WASHINGTON — Deputy Attorney General Sally Q. Yates instructed in a memo last week for Federal Bureau of Prisons (BOP) officials to either decline to renew the contracts for private prison operators when they expire or substantially reduce the contracts scope, according to The Washington Post. The ultimate goal is to end the use of privately operated prisons, she wrote.
Yates issued these instructions just a week after the U.S. Department of Justice’s Office of the Inspector General released its Review of the Federal Bureau of Prisons’ Monitoring of Contract Prisons, which deemed private prisons less safe and less effective at providing correctional services than those prisons run by the government.
The review analyzed data from the 14 (at the time) privately contracted prisons in comparison to a select group of 14 BOP institutions to evaluate performance. The analysis included data from all institutions between 2011 and 2014 in eight key categories: contraband, reports of incidents, lockdowns, inmate discipline, telephone monitoring, selected grievances, urinalysis drug testing and sexual misconduct. The contract prisons had more incidents per capita than the BOP institutions in all categories, with the exception of having fewer incidents of positive drug tests and sexual misconduct.
“[The private prisons] simply do not provide the same level of correctional services, programs and resources; they do not save substantially on costs; and as noted in a recent report by the Department’s Office of Inspector General, they do not maintain the same level of safety and security,” Yates wrote.
While Yates’ directive is significant for the federal prison system, it does not apply to state prisons, even ones that are privately run, even though a majority of inmates are housed there. It also doesn’t apply to Immigration and Customs Enforcement and U.S. Marshals Service detainees, who are part of the federal system but not under the supervision of the BOP.
It is only limited to the 13 private prison facilities still in operation, which now houses about 22,660 inmates (or about 12 percent of the BOP’s total inmate population). These facilities hold mainly low-security men with 90 months or less time left to serve on their sentences, according to the review.

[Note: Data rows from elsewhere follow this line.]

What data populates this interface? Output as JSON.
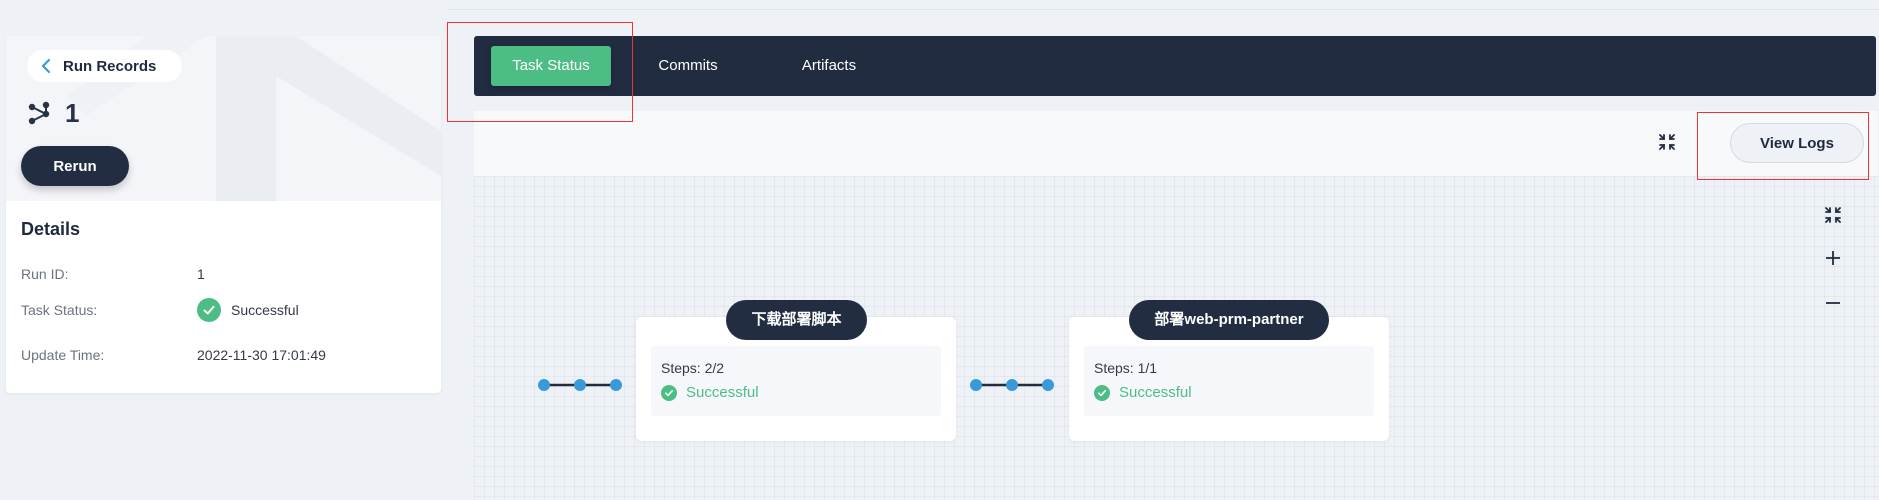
{
  "sidebar": {
    "back_label": "Run Records",
    "run_number": "1",
    "rerun_label": "Rerun",
    "details_title": "Details",
    "details": [
      {
        "key": "Run ID:",
        "value": "1"
      },
      {
        "key": "Task Status:",
        "value": "Successful",
        "icon": "check-circle-icon"
      },
      {
        "key": "Update Time:",
        "value": "2022-11-30 17:01:49"
      }
    ]
  },
  "tabs": [
    {
      "label": "Task Status",
      "active": true
    },
    {
      "label": "Commits",
      "active": false
    },
    {
      "label": "Artifacts",
      "active": false
    }
  ],
  "toolbar": {
    "view_logs_label": "View Logs",
    "fullscreen_icon": "fullscreen-icon"
  },
  "canvas_controls": {
    "icons": [
      "fit-view-icon",
      "zoom-in-icon",
      "zoom-out-icon"
    ]
  },
  "stages": [
    {
      "name": "下载部署脚本",
      "steps": "Steps: 2/2",
      "status": "Successful"
    },
    {
      "name": "部署web-prm-partner",
      "steps": "Steps: 1/1",
      "status": "Successful"
    }
  ],
  "colors": {
    "accent_green": "#4dbd86",
    "dark_navy": "#222c41",
    "connector_blue": "#3a9ad9",
    "annotation_red": "#ee3333"
  }
}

All of the contracts for these facilities will come up for renewal in the next five years, and at that time, will need to be reduced or allowed to expire, according to Yates’ directive.
BOP began contracting with privately operated correctional institutions about a decade ago to accommodate the federal prison population, which increased by almost 800 percent between 1980 and 2013. The private prisons are mainly operated by three private corporations: Corrections Corporation of America (CCA), GEO Group Inc. (GEO) and Management and Training Corporation (MTC).
After the announcement, shares for CCA and GEO dropped 35 percent and 39 percent, respectively. These drops happened even despite the fact that the BOP correctional facilities only make up a portion of their business. For instance, they only account for 7 percent of CCA’s business.
“The Inspector General’s report used to buttress this decision has significant flaws,” said CCA Spokesman Jonathan Burns in an email to Time Inc. “And they failed to account for the impact of elements such as population demographics or the scope and efficacy of efforts to mitigate contraband. The findings simply don’t match up to the numerous independent studies that show our facilities to be equal or better with regard to safety and quality, or the excellent feedback we get from our partners at all levels of government.”